The Asian yam, also called ube, turns desserts and dips, pies, ice cream and muffins a gaudy purple. At the same time, the tuber gives sweet dishes a special flavour which some people describe as a mixture of white chocolate, vanilla and coconut.

So what are yams?

Yams are the root tubers of a subtropical climbing plant. Botanically, they belong to the plant genus Dioscorea and include many different species, some of which are native to Asia and others to Africa. The tubers may be long and slim or club-shaped and they have a brown, usually hairy skin. Depending on the species, yams taste sweetish to slightly bitter; the pulp can be white, yellow, pink or purple.

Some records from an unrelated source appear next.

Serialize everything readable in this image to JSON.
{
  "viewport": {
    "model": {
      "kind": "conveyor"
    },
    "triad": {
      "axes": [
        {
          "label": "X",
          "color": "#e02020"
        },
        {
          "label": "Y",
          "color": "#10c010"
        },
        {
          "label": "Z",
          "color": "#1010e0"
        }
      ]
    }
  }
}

In the Philippines, the popular yam is the water yam (ube) with its flesh ranging in colour from white to purple. It is a key ingredient in the traditional dessert "halo-halo" - a colourful mix of ice cream, tapioca, plantains, fruit and puffed rice. It’s also used in many other desserts. News of the photogenic desserts has arrived in Europe via the United States and social media are rapidly popularizing them.

Cooking with yams

West Africa is probably where most yams are eaten. The yellow- or white-fleshed yams grown here are one of the most important staple foods. For example, there’s a sort of porridge called "fufu" made from the tubers, which is served with spicy sauces and with meat and fish. In Western cooking, yams can be used much like a potato in casseroles, stews and soups. Pureed, it is a tasty side dish for fish and vegetables. Preparation is simple: wash the tuber, peel it and then dice, slice or cut it into sticks according to your recipe. Simmered in salted water, cut up yam will take from 10 to 20 minutes to cook. Small tubers can also be cooked whole.

Buying and storing

Yams are found all year round in well-stocked supermarkets, in Asian stores and sometimes at weekly farmers’ markets. The tubers should be firm, have a smooth skin and no mouldy spots. Yams will keep for a couple of days in the vegetable drawer of your refrigerator. They have a definite health bonus with very few calories, hardly any fat, but with useful amounts of potassium, calcium, magnesium and vitamin C.


Source: Heike Kreutz, www.bzfe.de